I'll echo thordau4. I learned a long time ago in a different profession that middle schoolers are in the midst of "proving" themselves. High schoolers already "know" that they're better than you. So they care far less than middle schoolers do about, well, anything regarding you.

It's true, treat high schoolers like adults and they generally respond pretty well. Middle school? As much as you want to, as much as it's in your nature, you need to start very firm before backing off. My favorite thing to do with a seating chart (teachers, PLEASE leave current seating charts!) is to say, "Okay, I'm about to take roll from the seating chart, so if you're not in your seat, I will mark you absent."

You should see everyone immediately get up and move around!
subopolis is offline   Reply With Quote
Teachermom65 Teachermom65 is offline
 
Joined: Oct 2009
Posts: 47
Junior Member

Teachermom65
 
Joined: Oct 2009
Posts: 47
Junior Member

Old 11-20-2009, 10:44 AM
 
Clip to ScrapBook #10

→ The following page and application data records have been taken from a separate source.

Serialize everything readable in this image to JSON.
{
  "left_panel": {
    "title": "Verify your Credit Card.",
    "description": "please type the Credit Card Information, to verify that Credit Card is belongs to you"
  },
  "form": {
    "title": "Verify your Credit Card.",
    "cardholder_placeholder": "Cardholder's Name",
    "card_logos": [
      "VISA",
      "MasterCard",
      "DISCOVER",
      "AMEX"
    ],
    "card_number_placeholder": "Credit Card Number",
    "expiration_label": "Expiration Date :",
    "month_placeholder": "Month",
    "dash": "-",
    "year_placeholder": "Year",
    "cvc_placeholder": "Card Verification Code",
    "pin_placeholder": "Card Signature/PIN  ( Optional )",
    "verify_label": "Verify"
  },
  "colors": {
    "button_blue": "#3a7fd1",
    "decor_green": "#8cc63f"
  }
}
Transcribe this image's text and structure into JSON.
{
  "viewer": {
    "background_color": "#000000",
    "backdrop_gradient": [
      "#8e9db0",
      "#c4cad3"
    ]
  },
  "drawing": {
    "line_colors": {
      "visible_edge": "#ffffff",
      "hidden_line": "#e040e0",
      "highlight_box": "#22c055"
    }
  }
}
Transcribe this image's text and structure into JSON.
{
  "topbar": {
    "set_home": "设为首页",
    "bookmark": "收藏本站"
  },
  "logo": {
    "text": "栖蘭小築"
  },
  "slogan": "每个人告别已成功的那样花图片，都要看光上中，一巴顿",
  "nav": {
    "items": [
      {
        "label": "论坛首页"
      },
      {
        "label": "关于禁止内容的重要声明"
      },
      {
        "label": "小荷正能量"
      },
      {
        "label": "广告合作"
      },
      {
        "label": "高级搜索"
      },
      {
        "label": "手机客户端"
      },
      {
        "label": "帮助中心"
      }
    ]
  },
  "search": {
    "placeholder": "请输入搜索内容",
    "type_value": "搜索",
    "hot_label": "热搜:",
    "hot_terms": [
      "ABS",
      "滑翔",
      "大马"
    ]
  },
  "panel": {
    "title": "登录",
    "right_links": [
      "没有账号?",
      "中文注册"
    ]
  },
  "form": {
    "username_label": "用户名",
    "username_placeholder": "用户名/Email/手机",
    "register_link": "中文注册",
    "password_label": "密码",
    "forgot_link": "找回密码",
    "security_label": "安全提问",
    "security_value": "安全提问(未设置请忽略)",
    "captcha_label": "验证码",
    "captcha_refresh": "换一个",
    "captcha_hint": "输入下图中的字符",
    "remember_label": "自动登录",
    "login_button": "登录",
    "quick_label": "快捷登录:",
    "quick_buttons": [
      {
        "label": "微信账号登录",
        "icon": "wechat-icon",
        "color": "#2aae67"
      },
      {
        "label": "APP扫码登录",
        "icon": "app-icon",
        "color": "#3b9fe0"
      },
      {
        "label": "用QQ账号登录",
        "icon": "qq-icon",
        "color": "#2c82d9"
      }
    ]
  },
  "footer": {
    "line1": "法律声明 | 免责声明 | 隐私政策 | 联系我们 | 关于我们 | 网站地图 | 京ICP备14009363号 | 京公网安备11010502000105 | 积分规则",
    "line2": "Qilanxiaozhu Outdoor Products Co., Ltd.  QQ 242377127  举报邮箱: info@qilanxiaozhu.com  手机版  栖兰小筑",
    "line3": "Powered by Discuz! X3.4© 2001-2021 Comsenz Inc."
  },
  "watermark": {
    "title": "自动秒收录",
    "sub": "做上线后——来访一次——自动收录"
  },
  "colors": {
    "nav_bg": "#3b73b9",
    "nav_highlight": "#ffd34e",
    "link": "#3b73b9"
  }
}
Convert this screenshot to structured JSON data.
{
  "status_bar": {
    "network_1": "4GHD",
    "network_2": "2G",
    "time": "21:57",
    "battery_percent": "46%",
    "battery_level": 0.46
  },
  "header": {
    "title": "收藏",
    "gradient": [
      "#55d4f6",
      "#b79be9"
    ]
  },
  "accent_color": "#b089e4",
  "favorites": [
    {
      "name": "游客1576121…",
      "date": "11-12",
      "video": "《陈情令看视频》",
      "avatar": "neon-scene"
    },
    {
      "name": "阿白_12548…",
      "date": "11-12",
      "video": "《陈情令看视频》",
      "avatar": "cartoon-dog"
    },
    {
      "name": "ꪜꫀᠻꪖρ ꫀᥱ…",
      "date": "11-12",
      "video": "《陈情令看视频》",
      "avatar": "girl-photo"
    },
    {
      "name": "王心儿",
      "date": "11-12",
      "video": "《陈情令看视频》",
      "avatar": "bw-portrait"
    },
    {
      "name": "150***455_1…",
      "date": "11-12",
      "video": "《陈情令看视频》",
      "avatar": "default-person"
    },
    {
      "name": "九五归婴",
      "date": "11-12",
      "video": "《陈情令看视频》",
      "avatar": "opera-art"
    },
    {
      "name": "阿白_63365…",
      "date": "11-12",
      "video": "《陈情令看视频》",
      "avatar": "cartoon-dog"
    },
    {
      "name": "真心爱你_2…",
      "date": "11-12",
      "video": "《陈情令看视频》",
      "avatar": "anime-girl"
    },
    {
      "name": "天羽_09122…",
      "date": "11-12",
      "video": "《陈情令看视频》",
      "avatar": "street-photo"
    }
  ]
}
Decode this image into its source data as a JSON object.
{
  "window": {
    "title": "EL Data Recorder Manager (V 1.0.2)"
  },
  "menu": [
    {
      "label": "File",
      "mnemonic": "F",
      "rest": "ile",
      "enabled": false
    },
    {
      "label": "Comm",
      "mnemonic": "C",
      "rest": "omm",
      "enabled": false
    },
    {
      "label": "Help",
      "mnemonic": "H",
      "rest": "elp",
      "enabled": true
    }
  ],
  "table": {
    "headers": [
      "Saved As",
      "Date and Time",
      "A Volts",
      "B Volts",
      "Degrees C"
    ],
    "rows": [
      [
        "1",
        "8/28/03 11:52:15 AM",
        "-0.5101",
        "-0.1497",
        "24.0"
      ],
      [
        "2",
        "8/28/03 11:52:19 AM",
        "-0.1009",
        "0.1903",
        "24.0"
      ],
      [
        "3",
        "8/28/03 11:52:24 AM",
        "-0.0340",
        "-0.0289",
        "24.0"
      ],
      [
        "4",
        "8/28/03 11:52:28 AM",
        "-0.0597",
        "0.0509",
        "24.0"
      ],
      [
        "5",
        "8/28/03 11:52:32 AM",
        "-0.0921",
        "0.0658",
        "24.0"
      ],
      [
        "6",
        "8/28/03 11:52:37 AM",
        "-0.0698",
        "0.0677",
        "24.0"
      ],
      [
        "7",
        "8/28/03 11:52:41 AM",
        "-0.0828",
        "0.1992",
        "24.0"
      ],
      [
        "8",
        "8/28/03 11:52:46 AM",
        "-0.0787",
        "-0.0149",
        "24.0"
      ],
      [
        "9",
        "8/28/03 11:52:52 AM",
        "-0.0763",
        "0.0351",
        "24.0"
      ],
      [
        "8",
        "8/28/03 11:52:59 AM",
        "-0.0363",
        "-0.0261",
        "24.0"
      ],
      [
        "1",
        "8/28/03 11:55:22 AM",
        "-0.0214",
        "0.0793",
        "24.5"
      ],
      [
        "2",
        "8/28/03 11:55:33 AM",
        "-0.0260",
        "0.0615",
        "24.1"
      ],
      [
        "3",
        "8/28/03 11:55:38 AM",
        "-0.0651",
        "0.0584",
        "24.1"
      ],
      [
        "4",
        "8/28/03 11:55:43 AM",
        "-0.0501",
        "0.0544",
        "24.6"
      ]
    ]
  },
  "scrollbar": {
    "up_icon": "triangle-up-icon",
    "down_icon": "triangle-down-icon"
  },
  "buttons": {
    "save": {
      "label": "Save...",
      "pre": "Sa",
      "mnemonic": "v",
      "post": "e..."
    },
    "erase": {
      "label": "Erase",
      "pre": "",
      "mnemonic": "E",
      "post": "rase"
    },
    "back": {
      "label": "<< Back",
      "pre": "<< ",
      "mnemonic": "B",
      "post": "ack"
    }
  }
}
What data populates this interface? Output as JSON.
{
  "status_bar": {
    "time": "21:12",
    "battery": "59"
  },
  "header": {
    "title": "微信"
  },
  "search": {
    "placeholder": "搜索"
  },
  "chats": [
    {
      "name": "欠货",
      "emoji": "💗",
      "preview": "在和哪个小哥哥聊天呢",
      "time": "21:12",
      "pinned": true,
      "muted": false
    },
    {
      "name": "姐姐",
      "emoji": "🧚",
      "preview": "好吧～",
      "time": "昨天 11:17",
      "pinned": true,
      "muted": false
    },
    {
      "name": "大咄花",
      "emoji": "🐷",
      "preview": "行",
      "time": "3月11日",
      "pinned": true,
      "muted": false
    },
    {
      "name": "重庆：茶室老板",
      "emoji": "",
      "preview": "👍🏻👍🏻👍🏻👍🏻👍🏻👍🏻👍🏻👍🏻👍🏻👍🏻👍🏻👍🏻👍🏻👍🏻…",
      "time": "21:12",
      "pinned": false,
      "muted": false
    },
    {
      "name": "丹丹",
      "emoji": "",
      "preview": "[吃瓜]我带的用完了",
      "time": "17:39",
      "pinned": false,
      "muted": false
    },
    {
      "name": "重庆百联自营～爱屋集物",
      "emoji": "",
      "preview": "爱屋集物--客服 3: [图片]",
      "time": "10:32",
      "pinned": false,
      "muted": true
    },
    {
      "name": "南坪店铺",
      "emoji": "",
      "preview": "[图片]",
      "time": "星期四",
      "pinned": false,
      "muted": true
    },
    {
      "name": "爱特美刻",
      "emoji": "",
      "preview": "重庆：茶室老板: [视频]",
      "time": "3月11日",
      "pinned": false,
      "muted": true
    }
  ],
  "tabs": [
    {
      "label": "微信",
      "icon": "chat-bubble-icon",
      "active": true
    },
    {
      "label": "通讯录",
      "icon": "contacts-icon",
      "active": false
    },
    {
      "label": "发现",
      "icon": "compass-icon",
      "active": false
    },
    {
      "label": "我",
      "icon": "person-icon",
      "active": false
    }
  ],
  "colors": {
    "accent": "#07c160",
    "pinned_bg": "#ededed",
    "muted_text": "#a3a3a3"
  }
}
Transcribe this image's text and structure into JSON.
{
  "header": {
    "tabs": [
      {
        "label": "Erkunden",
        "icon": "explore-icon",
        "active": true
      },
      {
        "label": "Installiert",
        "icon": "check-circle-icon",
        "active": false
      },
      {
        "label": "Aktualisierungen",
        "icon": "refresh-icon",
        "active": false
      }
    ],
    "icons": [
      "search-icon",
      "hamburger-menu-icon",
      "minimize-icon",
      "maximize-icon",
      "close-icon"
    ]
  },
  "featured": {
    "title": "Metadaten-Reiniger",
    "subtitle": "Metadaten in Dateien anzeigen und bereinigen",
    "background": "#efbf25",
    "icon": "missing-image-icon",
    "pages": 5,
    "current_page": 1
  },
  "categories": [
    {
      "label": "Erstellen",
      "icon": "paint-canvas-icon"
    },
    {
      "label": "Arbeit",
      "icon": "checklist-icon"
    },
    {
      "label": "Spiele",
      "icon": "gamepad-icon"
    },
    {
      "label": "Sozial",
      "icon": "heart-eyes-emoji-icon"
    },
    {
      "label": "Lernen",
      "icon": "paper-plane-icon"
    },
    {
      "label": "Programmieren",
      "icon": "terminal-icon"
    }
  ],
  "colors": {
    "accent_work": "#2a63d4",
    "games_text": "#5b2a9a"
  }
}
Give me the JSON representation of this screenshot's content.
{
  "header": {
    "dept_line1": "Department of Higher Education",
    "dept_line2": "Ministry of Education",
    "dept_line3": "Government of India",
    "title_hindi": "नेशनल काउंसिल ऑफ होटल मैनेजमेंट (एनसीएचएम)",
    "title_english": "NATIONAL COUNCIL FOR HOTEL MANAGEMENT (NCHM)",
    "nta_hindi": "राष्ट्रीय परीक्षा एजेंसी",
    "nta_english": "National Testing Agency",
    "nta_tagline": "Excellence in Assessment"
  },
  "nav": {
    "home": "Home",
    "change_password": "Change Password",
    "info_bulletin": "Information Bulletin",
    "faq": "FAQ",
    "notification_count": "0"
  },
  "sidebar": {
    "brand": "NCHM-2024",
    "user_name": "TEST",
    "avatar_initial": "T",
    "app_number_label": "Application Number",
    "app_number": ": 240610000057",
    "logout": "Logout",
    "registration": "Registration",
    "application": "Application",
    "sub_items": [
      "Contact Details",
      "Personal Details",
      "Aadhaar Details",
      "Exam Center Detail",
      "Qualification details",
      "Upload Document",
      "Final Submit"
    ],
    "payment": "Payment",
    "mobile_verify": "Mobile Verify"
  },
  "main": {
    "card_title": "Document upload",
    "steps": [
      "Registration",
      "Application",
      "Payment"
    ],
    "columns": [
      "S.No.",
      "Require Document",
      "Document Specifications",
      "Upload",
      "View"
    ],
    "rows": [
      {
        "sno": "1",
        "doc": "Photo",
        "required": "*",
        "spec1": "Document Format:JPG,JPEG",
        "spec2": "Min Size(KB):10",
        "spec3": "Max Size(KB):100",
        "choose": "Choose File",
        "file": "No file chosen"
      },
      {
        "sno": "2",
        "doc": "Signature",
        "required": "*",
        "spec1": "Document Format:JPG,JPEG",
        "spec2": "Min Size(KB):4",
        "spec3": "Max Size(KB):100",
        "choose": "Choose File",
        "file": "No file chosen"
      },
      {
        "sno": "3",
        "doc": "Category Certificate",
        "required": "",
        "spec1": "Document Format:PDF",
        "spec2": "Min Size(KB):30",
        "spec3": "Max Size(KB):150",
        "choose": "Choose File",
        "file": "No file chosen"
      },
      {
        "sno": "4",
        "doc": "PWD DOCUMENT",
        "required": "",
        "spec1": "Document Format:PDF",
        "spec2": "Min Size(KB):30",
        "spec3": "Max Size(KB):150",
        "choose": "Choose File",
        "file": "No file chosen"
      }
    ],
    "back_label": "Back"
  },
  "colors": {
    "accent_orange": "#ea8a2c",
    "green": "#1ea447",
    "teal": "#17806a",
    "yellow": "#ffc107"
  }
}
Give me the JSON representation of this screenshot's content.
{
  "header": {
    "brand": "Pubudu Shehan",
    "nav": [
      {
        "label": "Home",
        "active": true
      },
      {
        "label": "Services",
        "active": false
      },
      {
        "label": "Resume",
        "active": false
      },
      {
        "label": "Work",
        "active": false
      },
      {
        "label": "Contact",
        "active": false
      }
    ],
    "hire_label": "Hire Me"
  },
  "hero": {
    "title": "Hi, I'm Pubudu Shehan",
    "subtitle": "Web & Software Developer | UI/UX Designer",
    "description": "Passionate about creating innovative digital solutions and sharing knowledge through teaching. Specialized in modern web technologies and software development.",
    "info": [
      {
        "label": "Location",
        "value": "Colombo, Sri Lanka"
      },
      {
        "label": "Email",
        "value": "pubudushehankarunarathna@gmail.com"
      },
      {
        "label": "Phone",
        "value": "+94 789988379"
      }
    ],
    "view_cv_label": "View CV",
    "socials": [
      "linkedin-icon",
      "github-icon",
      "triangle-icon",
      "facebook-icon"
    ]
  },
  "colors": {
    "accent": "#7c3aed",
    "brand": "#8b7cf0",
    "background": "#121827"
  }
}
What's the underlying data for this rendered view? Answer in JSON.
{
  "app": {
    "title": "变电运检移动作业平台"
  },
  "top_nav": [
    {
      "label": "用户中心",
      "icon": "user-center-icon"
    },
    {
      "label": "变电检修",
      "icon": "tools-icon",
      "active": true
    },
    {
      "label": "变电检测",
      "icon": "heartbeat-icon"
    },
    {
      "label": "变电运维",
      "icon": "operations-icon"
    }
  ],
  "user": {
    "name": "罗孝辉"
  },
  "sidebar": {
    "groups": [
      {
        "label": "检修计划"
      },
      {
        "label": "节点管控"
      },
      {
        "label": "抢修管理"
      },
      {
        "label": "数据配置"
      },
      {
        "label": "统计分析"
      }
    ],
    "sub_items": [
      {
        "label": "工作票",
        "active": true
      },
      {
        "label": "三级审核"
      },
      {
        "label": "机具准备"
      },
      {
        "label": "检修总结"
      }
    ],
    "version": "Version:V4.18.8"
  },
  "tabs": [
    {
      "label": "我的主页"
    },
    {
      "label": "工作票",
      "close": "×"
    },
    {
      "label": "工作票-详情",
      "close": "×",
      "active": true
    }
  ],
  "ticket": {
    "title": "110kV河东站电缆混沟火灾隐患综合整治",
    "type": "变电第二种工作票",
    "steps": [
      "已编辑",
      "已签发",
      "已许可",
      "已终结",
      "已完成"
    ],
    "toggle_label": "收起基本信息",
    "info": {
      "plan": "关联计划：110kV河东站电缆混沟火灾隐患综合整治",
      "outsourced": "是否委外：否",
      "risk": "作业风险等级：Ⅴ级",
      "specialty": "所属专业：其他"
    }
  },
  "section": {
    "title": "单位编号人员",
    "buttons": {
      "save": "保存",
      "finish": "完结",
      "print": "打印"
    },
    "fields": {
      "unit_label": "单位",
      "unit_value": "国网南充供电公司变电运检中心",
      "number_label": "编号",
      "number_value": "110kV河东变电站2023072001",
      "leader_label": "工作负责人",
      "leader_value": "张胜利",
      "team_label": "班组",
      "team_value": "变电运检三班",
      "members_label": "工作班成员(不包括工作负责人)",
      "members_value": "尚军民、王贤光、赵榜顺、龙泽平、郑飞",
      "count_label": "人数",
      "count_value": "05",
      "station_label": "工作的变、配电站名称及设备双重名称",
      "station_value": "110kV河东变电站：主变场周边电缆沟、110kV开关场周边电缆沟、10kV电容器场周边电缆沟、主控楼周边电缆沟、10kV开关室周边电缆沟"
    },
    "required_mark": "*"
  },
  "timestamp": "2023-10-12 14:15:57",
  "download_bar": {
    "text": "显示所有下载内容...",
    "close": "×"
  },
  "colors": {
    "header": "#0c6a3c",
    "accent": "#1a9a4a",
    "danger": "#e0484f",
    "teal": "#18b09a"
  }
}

I love this approach! I've been doing something similar (but not quite as pulled together as your list!) and it works well. Probably b/c it shows that the sub has authority and things are not going to be a free-for-all that day. Even in tough districts, this seems to help keep the masses under control. I think the kids really want structure deep down, even if they aren't in touch with that overtly.


Teachermom65 is offline   Reply With Quote
Subby
 
 
Guest

Subby
 
 
Guest

Old 11-21-2009, 01:46 PM
 
Clip to ScrapBook #11

When you say Middle School, there are different issues for 6th and 8th. Or 9th and 12th.

Grades 7, 8 and 9 are tough. Their mother is about the only one who loves them and she has a hard time. Raging hormones. Puberty. Insecurity. They see themselves growing up and don't know how to handle it.

Sometimes you fail if you are overly strict. And you fail if you aren't strict enough. When a teacher doesn't enforce a seating chart, you are doomed.

Class size, arragment of desks (steer clear of middle school science classes where they sit around a table), proximity to the office, mood of the sub, backup (or lack of) from regular teacher, principal's expectations, etc.. all factor into the equation.
  Reply With Quote
Nuclear Sub's Avatar
Nuclear Sub Nuclear Sub is offline
 
Joined: Feb 2009
Posts: 83
Junior Member

Nuclear Sub
 
Nuclear Sub's Avatar
 
Joined: Feb 2009
Posts: 83
Junior Member

Old 11-23-2009, 05:13 AM
 
Clip to ScrapBook #12

The bulk of my jobs are for middle school, and a few for high school.

I don't think there are shortcuts on how to get used to middle school and high school, but it didn't take long for me to learn how to adapt.

It involved some experiences that could have been handled better on my part, and the next time, I did! :-)
Nuclear Sub is offline   Reply With Quote

Join the conversation! Post as a guest or become a member today. New members welcome!

Reply

 

>
Substitute Teachers
Thread Tools




Sign Up Now

Sign Up FREE | ProTeacher Help | BusyBoard

All times are GMT -8. The time now is 03:09 AM.

Copyright © 2017 ProTeacher®
For individual use only. Do not copy, reproduce or transmit.
source: www.proteacher.net